Find the string "Caitlin" in the records. Copy each line that has it.

Collection entries
-- Opening Marker --
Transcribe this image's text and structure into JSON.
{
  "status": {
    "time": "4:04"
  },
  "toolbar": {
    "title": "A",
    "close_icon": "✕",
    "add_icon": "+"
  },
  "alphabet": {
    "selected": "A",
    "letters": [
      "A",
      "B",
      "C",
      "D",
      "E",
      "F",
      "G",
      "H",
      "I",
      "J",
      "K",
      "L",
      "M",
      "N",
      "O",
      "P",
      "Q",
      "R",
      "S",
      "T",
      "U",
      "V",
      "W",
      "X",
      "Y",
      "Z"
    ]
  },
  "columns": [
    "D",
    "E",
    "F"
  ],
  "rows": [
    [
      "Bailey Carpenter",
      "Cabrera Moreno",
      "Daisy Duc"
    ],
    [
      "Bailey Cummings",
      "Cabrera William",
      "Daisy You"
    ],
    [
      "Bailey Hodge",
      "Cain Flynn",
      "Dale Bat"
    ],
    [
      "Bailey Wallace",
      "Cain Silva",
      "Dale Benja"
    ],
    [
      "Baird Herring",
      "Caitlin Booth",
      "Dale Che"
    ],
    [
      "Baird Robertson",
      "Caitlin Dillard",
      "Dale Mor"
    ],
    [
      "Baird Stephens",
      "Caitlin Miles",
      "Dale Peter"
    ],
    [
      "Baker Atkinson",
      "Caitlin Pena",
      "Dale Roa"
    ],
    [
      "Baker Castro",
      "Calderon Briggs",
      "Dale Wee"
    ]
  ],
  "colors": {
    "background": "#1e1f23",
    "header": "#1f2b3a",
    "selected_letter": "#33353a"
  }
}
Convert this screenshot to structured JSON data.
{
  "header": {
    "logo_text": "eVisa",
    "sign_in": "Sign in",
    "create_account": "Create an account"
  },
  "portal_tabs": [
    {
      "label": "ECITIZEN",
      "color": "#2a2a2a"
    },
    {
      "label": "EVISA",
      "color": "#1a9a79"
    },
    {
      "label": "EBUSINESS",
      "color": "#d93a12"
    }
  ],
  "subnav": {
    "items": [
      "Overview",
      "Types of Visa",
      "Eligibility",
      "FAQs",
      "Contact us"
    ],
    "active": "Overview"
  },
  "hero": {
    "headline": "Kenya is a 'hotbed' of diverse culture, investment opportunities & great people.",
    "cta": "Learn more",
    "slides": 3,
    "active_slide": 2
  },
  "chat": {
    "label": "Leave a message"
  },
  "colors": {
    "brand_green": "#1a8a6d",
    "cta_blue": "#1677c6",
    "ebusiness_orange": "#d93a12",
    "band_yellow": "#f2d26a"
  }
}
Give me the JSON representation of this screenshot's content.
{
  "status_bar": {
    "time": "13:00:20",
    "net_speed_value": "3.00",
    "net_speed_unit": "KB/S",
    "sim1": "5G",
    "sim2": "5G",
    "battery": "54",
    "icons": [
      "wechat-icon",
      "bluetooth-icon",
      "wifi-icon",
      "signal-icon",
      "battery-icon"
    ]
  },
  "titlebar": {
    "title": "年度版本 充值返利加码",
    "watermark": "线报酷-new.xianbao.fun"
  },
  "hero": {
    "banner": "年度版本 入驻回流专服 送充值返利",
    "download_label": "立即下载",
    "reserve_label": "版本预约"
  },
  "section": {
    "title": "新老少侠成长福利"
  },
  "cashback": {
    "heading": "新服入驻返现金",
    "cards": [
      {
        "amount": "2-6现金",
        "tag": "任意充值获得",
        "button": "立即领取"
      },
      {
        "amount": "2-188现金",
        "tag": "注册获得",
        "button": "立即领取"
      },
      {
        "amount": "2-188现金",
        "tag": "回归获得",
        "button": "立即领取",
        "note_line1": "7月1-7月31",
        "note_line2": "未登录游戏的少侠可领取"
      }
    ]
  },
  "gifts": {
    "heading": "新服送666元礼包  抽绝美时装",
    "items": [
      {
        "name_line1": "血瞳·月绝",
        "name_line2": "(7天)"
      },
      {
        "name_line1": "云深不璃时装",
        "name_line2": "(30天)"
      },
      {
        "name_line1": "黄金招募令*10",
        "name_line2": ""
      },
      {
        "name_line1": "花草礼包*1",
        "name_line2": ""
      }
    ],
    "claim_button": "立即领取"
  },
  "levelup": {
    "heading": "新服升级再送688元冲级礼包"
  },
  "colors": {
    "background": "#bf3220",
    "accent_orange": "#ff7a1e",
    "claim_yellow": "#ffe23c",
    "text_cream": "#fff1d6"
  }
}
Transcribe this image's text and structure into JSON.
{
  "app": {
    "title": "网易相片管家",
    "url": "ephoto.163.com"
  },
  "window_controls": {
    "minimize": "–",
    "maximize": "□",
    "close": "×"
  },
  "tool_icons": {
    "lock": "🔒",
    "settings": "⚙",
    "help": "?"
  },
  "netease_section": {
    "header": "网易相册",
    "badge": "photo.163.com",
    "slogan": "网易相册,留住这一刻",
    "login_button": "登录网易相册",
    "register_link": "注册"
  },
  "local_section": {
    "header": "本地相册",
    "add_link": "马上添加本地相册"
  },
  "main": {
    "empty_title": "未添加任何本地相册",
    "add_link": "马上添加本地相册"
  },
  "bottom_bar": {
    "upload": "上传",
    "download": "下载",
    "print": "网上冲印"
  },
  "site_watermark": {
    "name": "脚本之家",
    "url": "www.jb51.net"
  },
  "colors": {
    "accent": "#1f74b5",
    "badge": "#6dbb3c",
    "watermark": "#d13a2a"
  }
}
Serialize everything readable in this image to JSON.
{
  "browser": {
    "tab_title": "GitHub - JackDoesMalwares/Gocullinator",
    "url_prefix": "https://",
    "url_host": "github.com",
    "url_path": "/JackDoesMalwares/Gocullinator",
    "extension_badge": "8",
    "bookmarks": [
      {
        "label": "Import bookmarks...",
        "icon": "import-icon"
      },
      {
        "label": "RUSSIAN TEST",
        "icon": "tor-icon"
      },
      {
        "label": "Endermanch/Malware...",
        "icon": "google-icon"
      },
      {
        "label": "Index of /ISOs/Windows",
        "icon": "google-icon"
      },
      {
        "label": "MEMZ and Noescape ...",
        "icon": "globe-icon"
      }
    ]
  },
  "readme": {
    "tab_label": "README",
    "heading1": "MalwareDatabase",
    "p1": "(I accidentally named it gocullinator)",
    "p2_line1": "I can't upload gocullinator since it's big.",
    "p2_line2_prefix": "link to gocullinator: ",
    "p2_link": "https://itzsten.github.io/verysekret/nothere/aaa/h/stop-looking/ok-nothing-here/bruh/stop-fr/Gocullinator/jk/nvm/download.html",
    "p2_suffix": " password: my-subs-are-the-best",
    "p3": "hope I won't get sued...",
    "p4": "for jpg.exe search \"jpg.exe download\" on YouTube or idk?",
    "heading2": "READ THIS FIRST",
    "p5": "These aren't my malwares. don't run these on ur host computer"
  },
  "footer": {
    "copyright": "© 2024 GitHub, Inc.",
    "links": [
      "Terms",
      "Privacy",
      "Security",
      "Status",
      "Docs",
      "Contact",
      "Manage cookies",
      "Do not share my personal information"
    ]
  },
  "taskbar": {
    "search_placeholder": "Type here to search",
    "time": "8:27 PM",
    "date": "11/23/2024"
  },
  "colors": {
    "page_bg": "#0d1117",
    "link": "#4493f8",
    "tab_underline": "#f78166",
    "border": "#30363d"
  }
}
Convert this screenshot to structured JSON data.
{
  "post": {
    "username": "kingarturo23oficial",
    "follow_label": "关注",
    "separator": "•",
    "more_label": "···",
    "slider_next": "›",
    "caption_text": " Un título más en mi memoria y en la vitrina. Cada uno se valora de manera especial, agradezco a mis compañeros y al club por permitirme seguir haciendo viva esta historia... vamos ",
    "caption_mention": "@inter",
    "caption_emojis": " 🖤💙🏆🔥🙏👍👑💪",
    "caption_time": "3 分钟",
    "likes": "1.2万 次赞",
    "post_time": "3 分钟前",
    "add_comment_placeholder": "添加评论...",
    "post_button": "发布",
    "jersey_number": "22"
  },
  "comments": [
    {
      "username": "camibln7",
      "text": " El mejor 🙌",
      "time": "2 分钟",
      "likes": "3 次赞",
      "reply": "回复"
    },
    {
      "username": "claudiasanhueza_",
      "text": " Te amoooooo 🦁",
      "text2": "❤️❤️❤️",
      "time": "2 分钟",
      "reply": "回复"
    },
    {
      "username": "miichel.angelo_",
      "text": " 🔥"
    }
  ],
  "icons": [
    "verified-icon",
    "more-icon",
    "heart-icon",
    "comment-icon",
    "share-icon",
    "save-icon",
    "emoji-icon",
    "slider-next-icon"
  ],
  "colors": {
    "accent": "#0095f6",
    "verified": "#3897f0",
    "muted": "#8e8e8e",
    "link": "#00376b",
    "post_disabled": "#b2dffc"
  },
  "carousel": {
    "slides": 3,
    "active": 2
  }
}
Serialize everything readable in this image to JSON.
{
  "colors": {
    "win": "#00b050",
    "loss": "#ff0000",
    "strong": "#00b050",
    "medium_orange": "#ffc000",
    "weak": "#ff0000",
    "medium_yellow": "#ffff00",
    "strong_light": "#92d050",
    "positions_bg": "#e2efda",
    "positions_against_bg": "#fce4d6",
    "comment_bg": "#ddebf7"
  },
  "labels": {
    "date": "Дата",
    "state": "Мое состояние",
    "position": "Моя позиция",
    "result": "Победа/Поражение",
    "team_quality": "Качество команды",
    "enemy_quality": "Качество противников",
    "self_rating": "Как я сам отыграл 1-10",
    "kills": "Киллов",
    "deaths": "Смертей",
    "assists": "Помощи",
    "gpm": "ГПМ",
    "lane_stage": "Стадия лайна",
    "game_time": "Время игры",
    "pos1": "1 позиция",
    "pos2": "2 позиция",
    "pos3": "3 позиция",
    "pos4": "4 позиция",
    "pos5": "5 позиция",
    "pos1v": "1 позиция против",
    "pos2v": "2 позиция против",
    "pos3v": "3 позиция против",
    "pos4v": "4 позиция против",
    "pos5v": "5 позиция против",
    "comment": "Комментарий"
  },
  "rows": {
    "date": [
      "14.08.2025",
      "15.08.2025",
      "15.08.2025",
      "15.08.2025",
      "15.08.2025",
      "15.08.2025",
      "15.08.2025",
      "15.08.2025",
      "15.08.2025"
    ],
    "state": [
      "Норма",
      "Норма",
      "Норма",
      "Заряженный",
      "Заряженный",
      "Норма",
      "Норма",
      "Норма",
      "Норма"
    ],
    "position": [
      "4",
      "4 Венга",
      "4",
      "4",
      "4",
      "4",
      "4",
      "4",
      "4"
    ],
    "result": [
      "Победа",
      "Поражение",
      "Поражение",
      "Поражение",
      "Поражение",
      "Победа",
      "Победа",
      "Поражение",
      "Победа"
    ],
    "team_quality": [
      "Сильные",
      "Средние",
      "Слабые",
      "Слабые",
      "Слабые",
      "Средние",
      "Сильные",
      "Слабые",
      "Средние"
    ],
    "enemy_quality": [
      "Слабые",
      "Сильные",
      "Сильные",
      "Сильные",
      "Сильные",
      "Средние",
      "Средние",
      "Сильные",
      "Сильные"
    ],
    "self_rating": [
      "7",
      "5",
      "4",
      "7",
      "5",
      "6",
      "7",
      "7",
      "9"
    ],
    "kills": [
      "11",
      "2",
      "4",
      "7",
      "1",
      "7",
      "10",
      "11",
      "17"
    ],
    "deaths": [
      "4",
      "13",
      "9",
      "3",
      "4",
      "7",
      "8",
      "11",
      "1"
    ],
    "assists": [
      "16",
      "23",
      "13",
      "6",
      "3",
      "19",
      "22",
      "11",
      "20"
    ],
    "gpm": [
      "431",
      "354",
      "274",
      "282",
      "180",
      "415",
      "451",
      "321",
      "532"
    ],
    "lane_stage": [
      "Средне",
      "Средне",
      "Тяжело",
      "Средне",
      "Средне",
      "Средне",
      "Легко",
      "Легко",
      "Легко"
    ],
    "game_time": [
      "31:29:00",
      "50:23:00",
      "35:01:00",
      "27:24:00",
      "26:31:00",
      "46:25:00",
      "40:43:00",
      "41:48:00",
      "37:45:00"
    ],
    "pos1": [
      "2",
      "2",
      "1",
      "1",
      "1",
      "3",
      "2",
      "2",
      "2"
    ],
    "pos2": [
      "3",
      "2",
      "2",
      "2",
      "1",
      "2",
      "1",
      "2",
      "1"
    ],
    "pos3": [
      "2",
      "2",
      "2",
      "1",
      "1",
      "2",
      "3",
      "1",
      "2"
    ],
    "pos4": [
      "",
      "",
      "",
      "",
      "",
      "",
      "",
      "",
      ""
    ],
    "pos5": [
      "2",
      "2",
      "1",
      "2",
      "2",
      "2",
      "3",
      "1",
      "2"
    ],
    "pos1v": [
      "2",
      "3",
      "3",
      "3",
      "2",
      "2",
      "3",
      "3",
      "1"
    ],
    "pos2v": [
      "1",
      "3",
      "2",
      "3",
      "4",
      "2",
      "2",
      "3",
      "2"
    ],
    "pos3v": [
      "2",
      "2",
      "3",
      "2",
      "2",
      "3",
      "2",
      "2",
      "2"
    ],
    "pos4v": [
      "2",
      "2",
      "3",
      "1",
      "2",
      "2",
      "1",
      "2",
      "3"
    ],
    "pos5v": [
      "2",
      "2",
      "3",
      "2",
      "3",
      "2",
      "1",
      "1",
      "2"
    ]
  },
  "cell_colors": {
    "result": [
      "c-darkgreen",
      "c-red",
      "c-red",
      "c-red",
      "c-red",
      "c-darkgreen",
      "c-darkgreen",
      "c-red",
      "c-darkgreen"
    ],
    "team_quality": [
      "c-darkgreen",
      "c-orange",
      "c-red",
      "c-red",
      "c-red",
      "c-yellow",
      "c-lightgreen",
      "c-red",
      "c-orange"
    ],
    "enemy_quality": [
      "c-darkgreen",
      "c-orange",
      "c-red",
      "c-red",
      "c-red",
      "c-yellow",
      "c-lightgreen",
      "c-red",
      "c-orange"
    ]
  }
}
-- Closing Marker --
● RESULT OF THE TASK
      "Caitlin Booth",
      "Caitlin Dillard",
      "Caitlin Miles",
      "Caitlin Pena",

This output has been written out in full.